Regina King picked up the best supporting actress award for her role in Barry Jenkins’ emotive drama If Beale Street Could Talk, beating Bafta winner Rachel Weisz. A tearful King paid tribute to both Jenkins and James Baldwin, whose 1974 novel the film is based on, calling him “one of the great artists of our time”.
The night began with a performance by Queen, led by Adam Lambert, before the arrival of Amy Poehler, Tina Fey and Maya Rudolph, who answered some burning questions for viewers. “There is no host tonight, there won’t be a popular movie category tonight, and Mexico will not be paying for the wall,” Rudolph said. The trio then offered up an all-too-brief tease of what it would have looked like if they had been hosting. Apart from Melissa McCarthy and Brian Tyree Henry, who dressed up in a combination of elements from the year’s best costume design nominees to give the award, the night was free from skits, and played straighter than usual.

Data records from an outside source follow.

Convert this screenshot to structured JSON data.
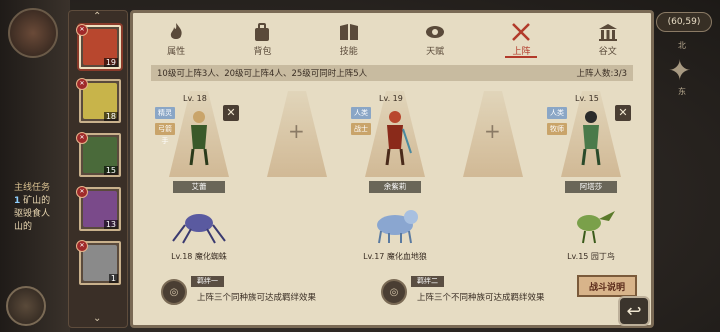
{
  "hud": {
    "coordinates": "(60,59)",
    "compass_north": "北",
    "compass_east": "东",
    "quest_title": "主线任务",
    "quest_number": "1",
    "quest_text_line1": "矿山的",
    "quest_text_line2": "驱毁食人",
    "quest_text_line3": "山的"
  },
  "roster": {
    "up_arrow": "⌃",
    "down_arrow": "⌄",
    "heroes": [
      {
        "level": "19",
        "badge": "✕",
        "color": "#b8472e",
        "active": true
      },
      {
        "level": "18",
        "badge": "✕",
        "color": "#c8b44a",
        "active": false
      },
      {
        "level": "15",
        "badge": "✕",
        "color": "#4a6a3a",
        "active": false
      },
      {
        "level": "13",
        "badge": "✕",
        "color": "#7a4a8a",
        "active": false
      },
      {
        "level": "1",
        "badge": "✕",
        "color": "#8a8a8a",
        "active": false
      }
    ]
  },
  "tabs": [
    {
      "label": "属性",
      "icon": "flame-icon",
      "active": false
    },
    {
      "label": "背包",
      "icon": "bag-icon",
      "active": false
    },
    {
      "label": "技能",
      "icon": "book-icon",
      "active": false
    },
    {
      "label": "天赋",
      "icon": "eye-icon",
      "active": false
    },
    {
      "label": "上阵",
      "icon": "crossed-swords-icon",
      "active": true
    },
    {
      "label": "谷文",
      "icon": "temple-icon",
      "active": false
    }
  ],
  "info": {
    "rule": "10级可上阵3人、20级可上阵4人、25级可同时上阵5人",
    "count": "上阵人数:3/3"
  },
  "slots": [
    {
      "filled": true,
      "level": "Lv. 18",
      "race": "精灵",
      "cls": "弓箭手",
      "name": "艾蕾",
      "pet": "Lv.18 魔化蜘蛛",
      "color": "#3a5a2a",
      "pet_color": "#5a5aa0"
    },
    {
      "filled": false
    },
    {
      "filled": true,
      "level": "Lv. 19",
      "race": "人类",
      "cls": "战士",
      "name": "余紫莉",
      "pet": "Lv.17 魔化血地狼",
      "color": "#8a2a1a",
      "pet_color": "#8aa6d0"
    },
    {
      "filled": false
    },
    {
      "filled": true,
      "level": "Lv. 15",
      "race": "人类",
      "cls": "牧师",
      "name": "阿塔莎",
      "pet": "Lv.15 园丁鸟",
      "color": "#4a7a4a",
      "pet_color": "#7aa04a"
    }
  ],
  "bonds": [
    {
      "title": "羁绊一",
      "desc": "上阵三个同种族可达成羁绊效果"
    },
    {
      "title": "羁绊二",
      "desc": "上阵三个不同种族可达成羁绊效果"
    }
  ],
  "buttons": {
    "battle_info": "战斗说明",
    "close": "✕",
    "plus": "+"
  }
}
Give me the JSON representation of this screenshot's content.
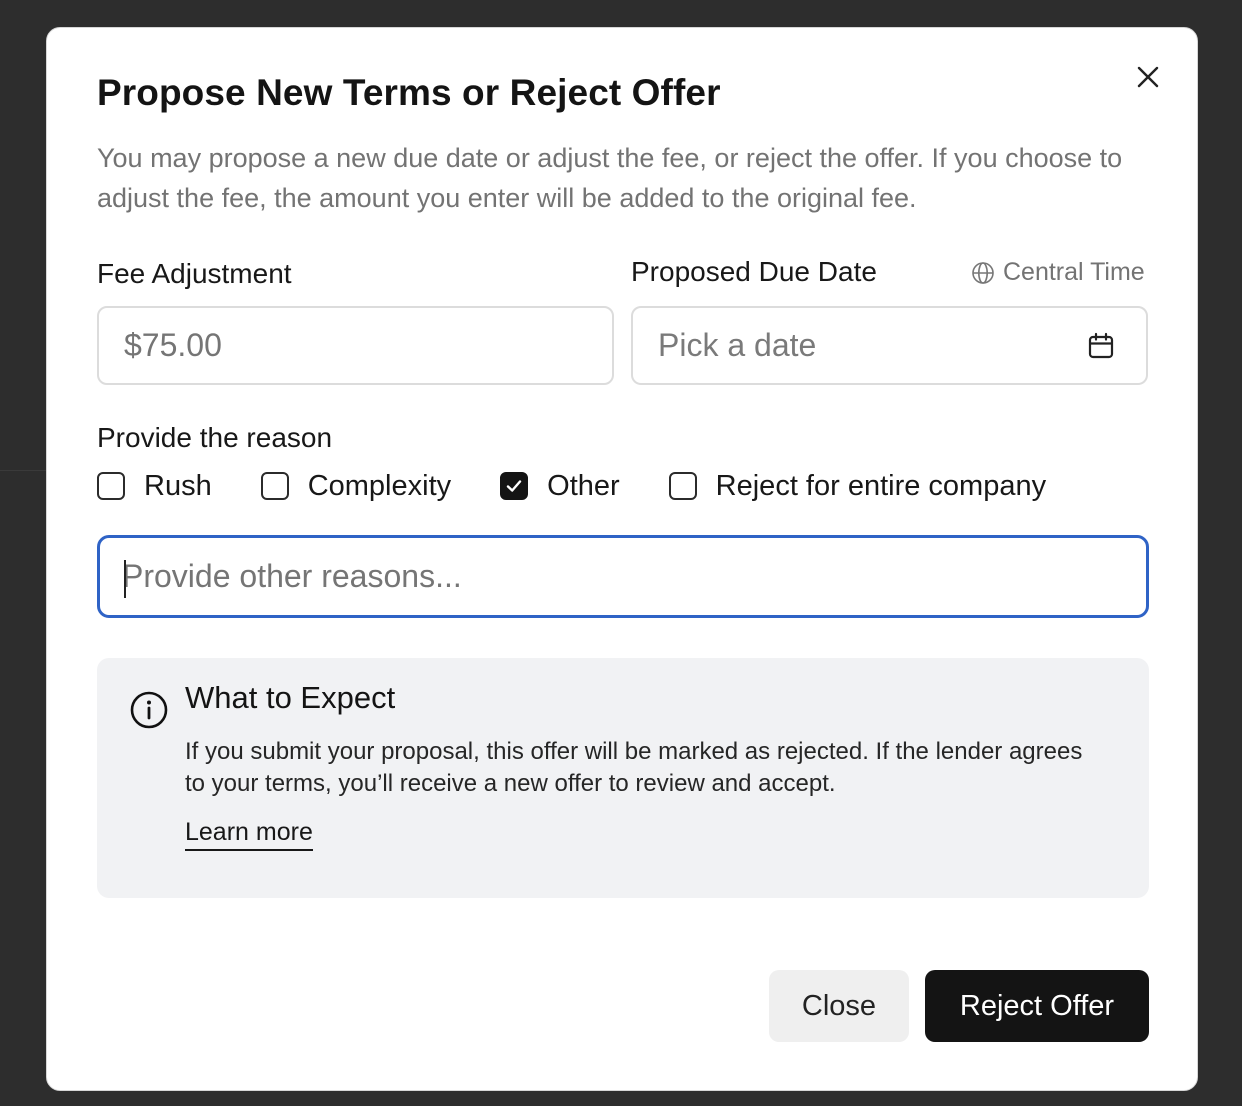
{
  "dialog": {
    "title": "Propose New Terms or Reject Offer",
    "description": "You may propose a new due date or adjust the fee, or reject the offer. If you choose to adjust the fee, the amount you enter will be added to the original fee."
  },
  "fee": {
    "label": "Fee Adjustment",
    "placeholder": "$75.00"
  },
  "due_date": {
    "label": "Proposed Due Date",
    "timezone": "Central Time",
    "placeholder": "Pick a date"
  },
  "reason": {
    "title": "Provide the reason",
    "options": [
      {
        "label": "Rush",
        "checked": false
      },
      {
        "label": "Complexity",
        "checked": false
      },
      {
        "label": "Other",
        "checked": true
      },
      {
        "label": "Reject for entire company",
        "checked": false
      }
    ],
    "other_placeholder": "Provide other reasons..."
  },
  "info": {
    "title": "What to Expect",
    "body": "If you submit your proposal, this offer will be marked as rejected. If the lender agrees to your terms, you’ll receive a new offer to review and accept.",
    "link": "Learn more"
  },
  "footer": {
    "close_label": "Close",
    "reject_label": "Reject Offer"
  },
  "colors": {
    "focus_border": "#2f63c6",
    "primary_button": "#141414",
    "info_background": "#f1f2f4"
  }
}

It was a mostly apolitical night, without much mention of Donald Trump, although in presenting the award for best foreign language film, Javier Bardem started by saying, in Spanish: “There are no borders or walls that can restrain ingenuity or talent.” While accepting the award for best adapted screenplay for BlacKkKlansman, Spike Lee reminded Americans that the 2020 election is around the corner. “We must all mobilise, we must all be on the right side of history,” he said.
Sony’s critically acclaimed Spider-Man: Into the Spider-verse, which brought much-needed diversity to the Spider-Man universe, was named best animated feature, putting an end to Disney’s six-year hold on the category. “To our audience, we just want you to know that we see you,” said co-director Peter Ramsey. Elsewhere, Disney did win best animated short for Bao.

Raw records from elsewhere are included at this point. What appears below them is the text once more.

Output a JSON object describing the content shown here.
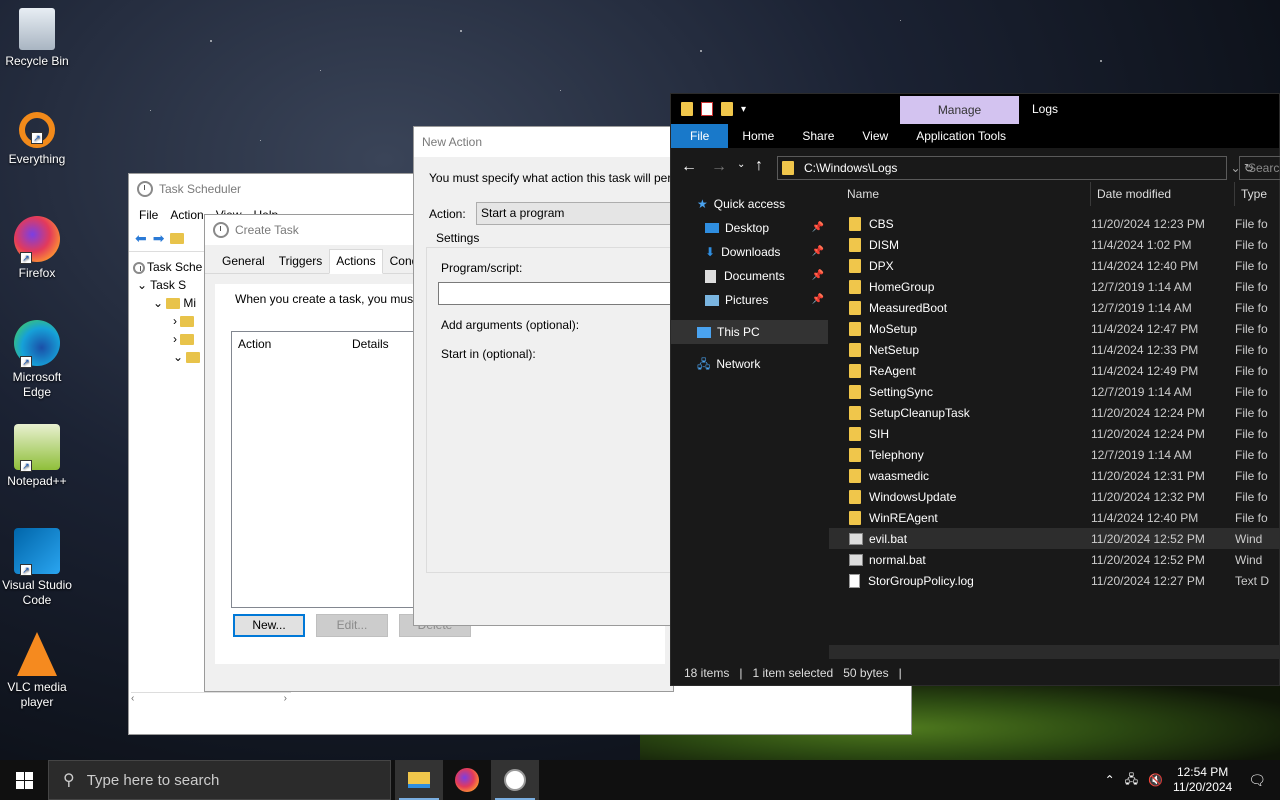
{
  "desktop": {
    "icons": [
      {
        "label": "Recycle Bin"
      },
      {
        "label": "Everything"
      },
      {
        "label": "Firefox"
      },
      {
        "label": "Microsoft Edge"
      },
      {
        "label": "Notepad++"
      },
      {
        "label": "Visual Studio Code"
      },
      {
        "label": "VLC media player"
      }
    ]
  },
  "task_scheduler": {
    "title": "Task Scheduler",
    "menu": [
      "File",
      "Action",
      "View",
      "Help"
    ],
    "tree": [
      "Task Sche",
      "Task S",
      "Mi"
    ]
  },
  "create_task": {
    "title": "Create Task",
    "tabs": [
      "General",
      "Triggers",
      "Actions",
      "Conditi"
    ],
    "description": "When you create a task, you must",
    "columns": {
      "action": "Action",
      "details": "Details"
    },
    "buttons": {
      "new": "New...",
      "edit": "Edit...",
      "delete": "Delete"
    }
  },
  "new_action": {
    "title": "New Action",
    "instruction": "You must specify what action this task will per",
    "action_label": "Action:",
    "action_value": "Start a program",
    "settings_label": "Settings",
    "program_label": "Program/script:",
    "program_value": "",
    "args_label": "Add arguments (optional):",
    "startin_label": "Start in (optional):"
  },
  "explorer": {
    "title": "Logs",
    "manage_tab": "Manage",
    "ribbon": {
      "file": "File",
      "home": "Home",
      "share": "Share",
      "view": "View",
      "app_tools": "Application Tools"
    },
    "address": "C:\\Windows\\Logs",
    "search_placeholder": "Search",
    "nav": {
      "quick_access": "Quick access",
      "desktop": "Desktop",
      "downloads": "Downloads",
      "documents": "Documents",
      "pictures": "Pictures",
      "this_pc": "This PC",
      "network": "Network"
    },
    "columns": {
      "name": "Name",
      "date": "Date modified",
      "type": "Type"
    },
    "files": [
      {
        "name": "CBS",
        "date": "11/20/2024 12:23 PM",
        "type": "File fo",
        "kind": "folder"
      },
      {
        "name": "DISM",
        "date": "11/4/2024 1:02 PM",
        "type": "File fo",
        "kind": "folder"
      },
      {
        "name": "DPX",
        "date": "11/4/2024 12:40 PM",
        "type": "File fo",
        "kind": "folder"
      },
      {
        "name": "HomeGroup",
        "date": "12/7/2019 1:14 AM",
        "type": "File fo",
        "kind": "folder"
      },
      {
        "name": "MeasuredBoot",
        "date": "12/7/2019 1:14 AM",
        "type": "File fo",
        "kind": "folder"
      },
      {
        "name": "MoSetup",
        "date": "11/4/2024 12:47 PM",
        "type": "File fo",
        "kind": "folder"
      },
      {
        "name": "NetSetup",
        "date": "11/4/2024 12:33 PM",
        "type": "File fo",
        "kind": "folder"
      },
      {
        "name": "ReAgent",
        "date": "11/4/2024 12:49 PM",
        "type": "File fo",
        "kind": "folder"
      },
      {
        "name": "SettingSync",
        "date": "12/7/2019 1:14 AM",
        "type": "File fo",
        "kind": "folder"
      },
      {
        "name": "SetupCleanupTask",
        "date": "11/20/2024 12:24 PM",
        "type": "File fo",
        "kind": "folder"
      },
      {
        "name": "SIH",
        "date": "11/20/2024 12:24 PM",
        "type": "File fo",
        "kind": "folder"
      },
      {
        "name": "Telephony",
        "date": "12/7/2019 1:14 AM",
        "type": "File fo",
        "kind": "folder"
      },
      {
        "name": "waasmedic",
        "date": "11/20/2024 12:31 PM",
        "type": "File fo",
        "kind": "folder"
      },
      {
        "name": "WindowsUpdate",
        "date": "11/20/2024 12:32 PM",
        "type": "File fo",
        "kind": "folder"
      },
      {
        "name": "WinREAgent",
        "date": "11/4/2024 12:40 PM",
        "type": "File fo",
        "kind": "folder"
      },
      {
        "name": "evil.bat",
        "date": "11/20/2024 12:52 PM",
        "type": "Wind",
        "kind": "bat",
        "selected": true
      },
      {
        "name": "normal.bat",
        "date": "11/20/2024 12:52 PM",
        "type": "Wind",
        "kind": "bat"
      },
      {
        "name": "StorGroupPolicy.log",
        "date": "11/20/2024 12:27 PM",
        "type": "Text D",
        "kind": "log"
      }
    ],
    "status": {
      "items": "18 items",
      "selected": "1 item selected",
      "size": "50 bytes"
    }
  },
  "taskbar": {
    "search_placeholder": "Type here to search",
    "time": "12:54 PM",
    "date": "11/20/2024"
  },
  "colors": {
    "accent": "#1979ca",
    "manage_tab": "#d3c3f0",
    "folder": "#f0c64b"
  }
}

Nominated for eight Oscars, A Star Is Born had to make do with only one win, for best original song. While accepting the award for Shallow, a tearful Lady Gaga said: “I’ve worked hard for a long time and it’s not about winning. What it’s about is not giving up. If you have a dream, fight for it.” The song was performed onstage by Gaga and Bradley Cooper earlier in the night, and received a standing ovation.
The evening saw historic wins for Ruth Carter, the first black winner of the best costume design award, and Hannah Beachler, the first black winner of best production design, both for Black Panther. The Marvel film also won best original score for composer Ludwig Göransson, a longtime collaborator of director Ryan Coogler.

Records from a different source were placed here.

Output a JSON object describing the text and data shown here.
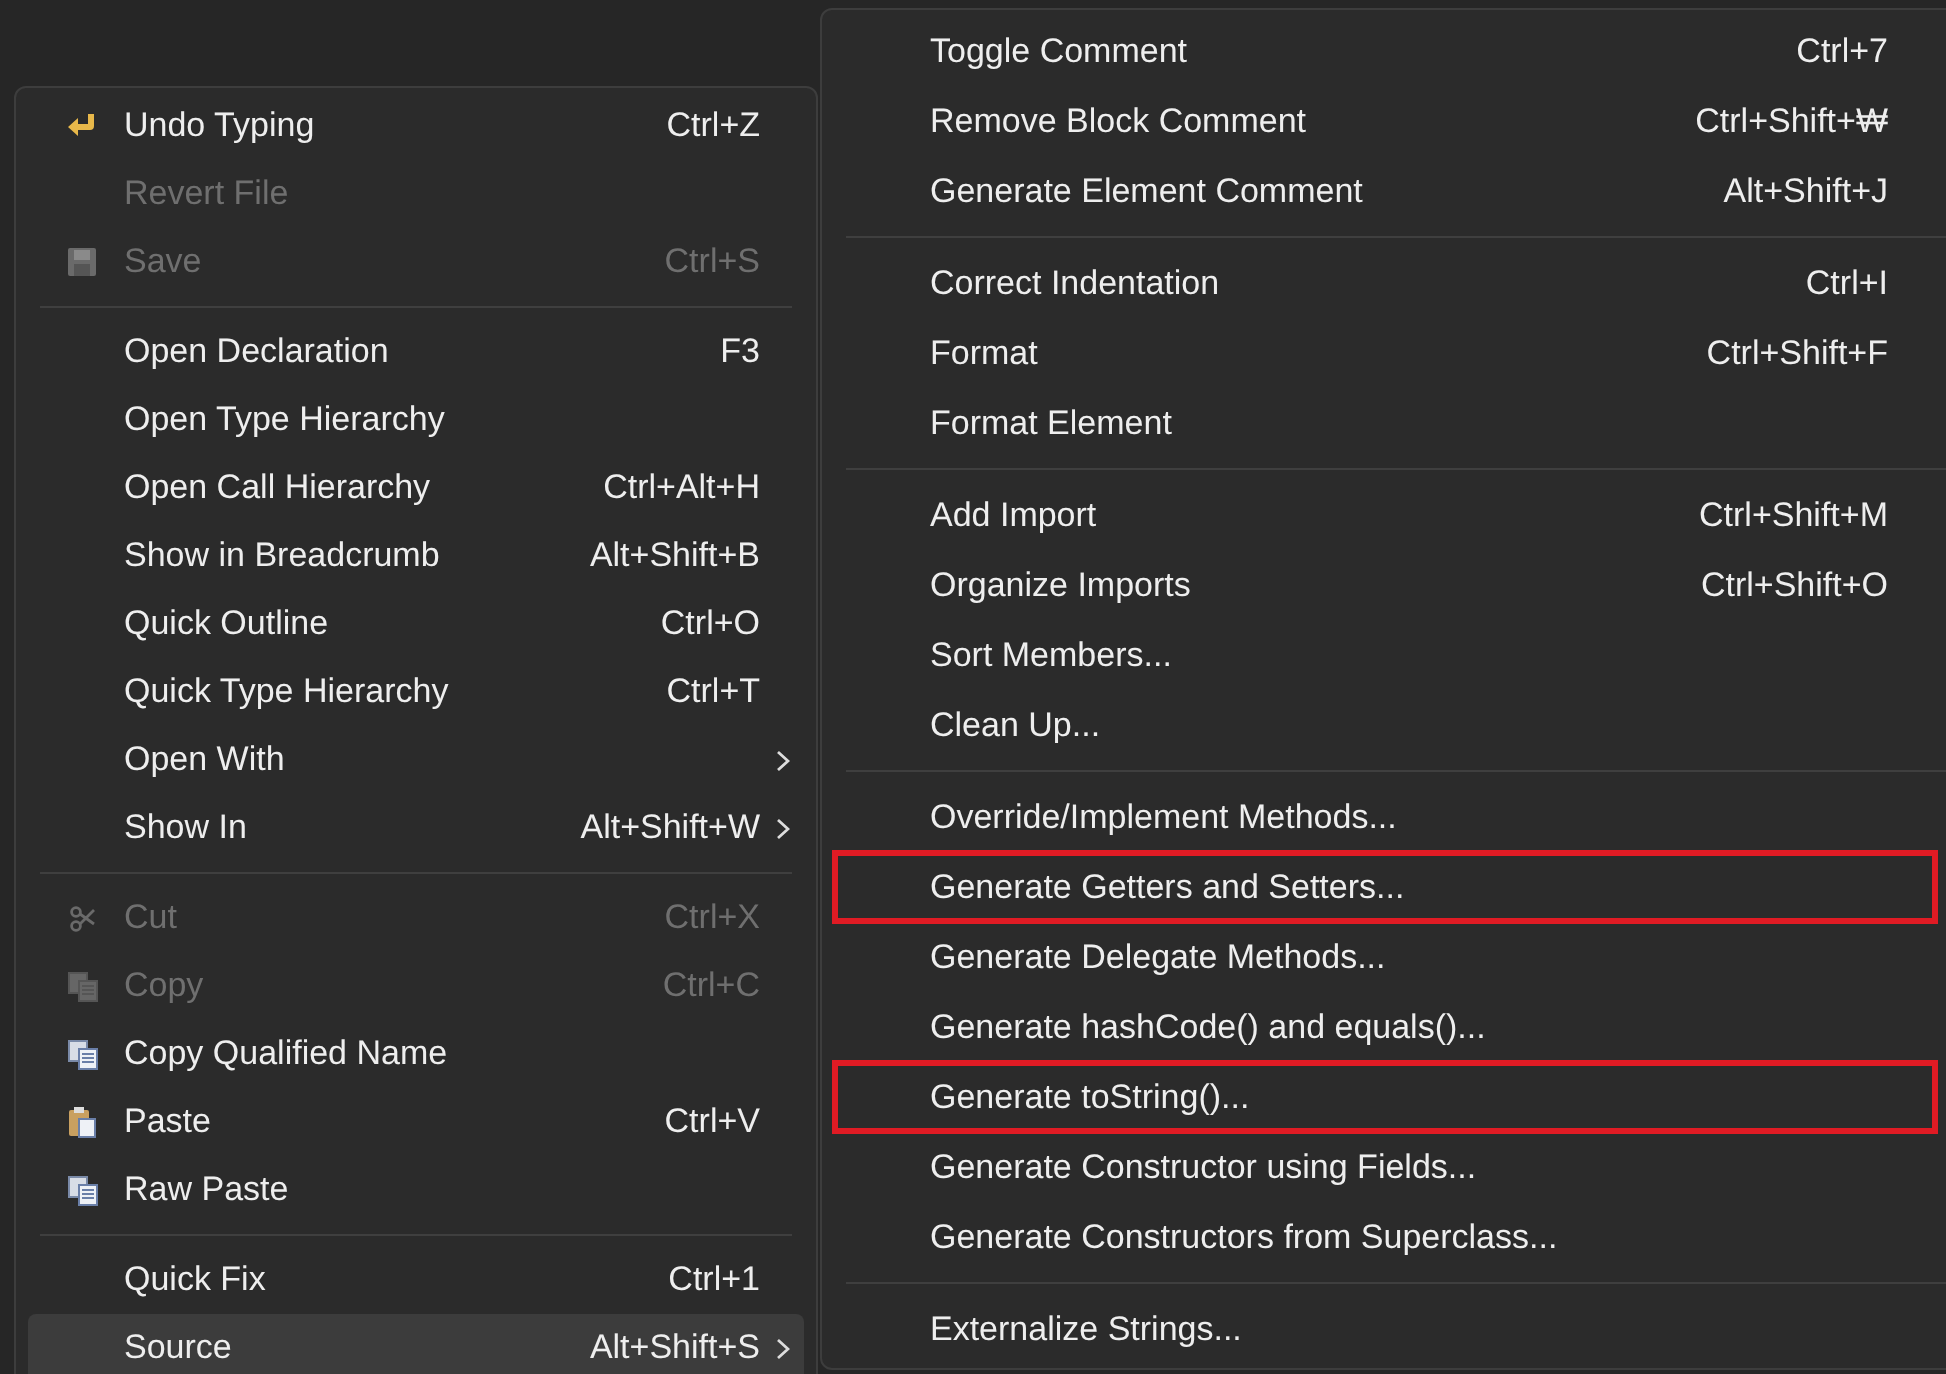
{
  "context_menu": {
    "items": [
      {
        "kind": "undo",
        "label": "Undo Typing",
        "shortcut": "Ctrl+Z",
        "disabled": false
      },
      {
        "kind": "plain",
        "label": "Revert File",
        "disabled": true
      },
      {
        "kind": "save",
        "label": "Save",
        "shortcut": "Ctrl+S",
        "disabled": true
      },
      {
        "kind": "separator"
      },
      {
        "kind": "plain",
        "label": "Open Declaration",
        "shortcut": "F3",
        "disabled": false
      },
      {
        "kind": "plain",
        "label": "Open Type Hierarchy",
        "disabled": false
      },
      {
        "kind": "plain",
        "label": "Open Call Hierarchy",
        "shortcut": "Ctrl+Alt+H",
        "disabled": false
      },
      {
        "kind": "plain",
        "label": "Show in Breadcrumb",
        "shortcut": "Alt+Shift+B",
        "disabled": false
      },
      {
        "kind": "plain",
        "label": "Quick Outline",
        "shortcut": "Ctrl+O",
        "disabled": false
      },
      {
        "kind": "plain",
        "label": "Quick Type Hierarchy",
        "shortcut": "Ctrl+T",
        "disabled": false
      },
      {
        "kind": "plain",
        "label": "Open With",
        "submenu": true,
        "disabled": false
      },
      {
        "kind": "plain",
        "label": "Show In",
        "shortcut": "Alt+Shift+W",
        "submenu": true,
        "disabled": false
      },
      {
        "kind": "separator"
      },
      {
        "kind": "cut",
        "label": "Cut",
        "shortcut": "Ctrl+X",
        "disabled": true
      },
      {
        "kind": "copy",
        "label": "Copy",
        "shortcut": "Ctrl+C",
        "disabled": true
      },
      {
        "kind": "copy",
        "label": "Copy Qualified Name",
        "disabled": false
      },
      {
        "kind": "paste",
        "label": "Paste",
        "shortcut": "Ctrl+V",
        "disabled": false
      },
      {
        "kind": "copy",
        "label": "Raw Paste",
        "disabled": false
      },
      {
        "kind": "separator"
      },
      {
        "kind": "plain",
        "label": "Quick Fix",
        "shortcut": "Ctrl+1",
        "disabled": false
      },
      {
        "kind": "plain",
        "label": "Source",
        "shortcut": "Alt+Shift+S",
        "submenu": true,
        "selected": true,
        "disabled": false
      }
    ]
  },
  "source_submenu": {
    "items": [
      {
        "kind": "item",
        "label": "Toggle Comment",
        "shortcut": "Ctrl+7"
      },
      {
        "kind": "item",
        "label": "Remove Block Comment",
        "shortcut": "Ctrl+Shift+₩"
      },
      {
        "kind": "item",
        "label": "Generate Element Comment",
        "shortcut": "Alt+Shift+J"
      },
      {
        "kind": "separator"
      },
      {
        "kind": "item",
        "label": "Correct Indentation",
        "shortcut": "Ctrl+I"
      },
      {
        "kind": "item",
        "label": "Format",
        "shortcut": "Ctrl+Shift+F"
      },
      {
        "kind": "item",
        "label": "Format Element"
      },
      {
        "kind": "separator"
      },
      {
        "kind": "item",
        "label": "Add Import",
        "shortcut": "Ctrl+Shift+M"
      },
      {
        "kind": "item",
        "label": "Organize Imports",
        "shortcut": "Ctrl+Shift+O"
      },
      {
        "kind": "item",
        "label": "Sort Members..."
      },
      {
        "kind": "item",
        "label": "Clean Up..."
      },
      {
        "kind": "separator"
      },
      {
        "kind": "item",
        "label": "Override/Implement Methods..."
      },
      {
        "kind": "item",
        "label": "Generate Getters and Setters...",
        "annotated": true
      },
      {
        "kind": "item",
        "label": "Generate Delegate Methods..."
      },
      {
        "kind": "item",
        "label": "Generate hashCode() and equals()..."
      },
      {
        "kind": "item",
        "label": "Generate toString()...",
        "annotated": true
      },
      {
        "kind": "item",
        "label": "Generate Constructor using Fields..."
      },
      {
        "kind": "item",
        "label": "Generate Constructors from Superclass..."
      },
      {
        "kind": "separator"
      },
      {
        "kind": "item",
        "label": "Externalize Strings..."
      }
    ]
  }
}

The annual in memoriam section, this year scored by John Williams, remembered artists including Margot Kidder, Bernardo Bertolucci, Neil Simon, Burt Reynolds, Milos Forman, Penny Marshall, Stan Lee, William Goldman, Nicolas Roeg and Albert Finney, although character actor Dick Miller, known for work in Gremlins and The Terminator, was left out.
“I can’t believe a film about menstruation just won an Oscar,” said director Rayka Zehtabchi, who took home the Oscar for best documentary short for Period. End of Sentence – beating the Guardian’s contender Black Sheep. The Oscar for best documentary was awarded to Free Solo, the story of free-climber Alex Hannold.
The 91st ceremony had been plagued with indecision and problems, from Kevin Hart’s history of homophobia leading to him stepping down as host, to the decision not to include an award for popular film, to the reversal of the announcement that four awards would take place in commercial breaks. The Academy had also stated that the ceremony would come in at a tidy three hours, yet it ran to almost three and a half.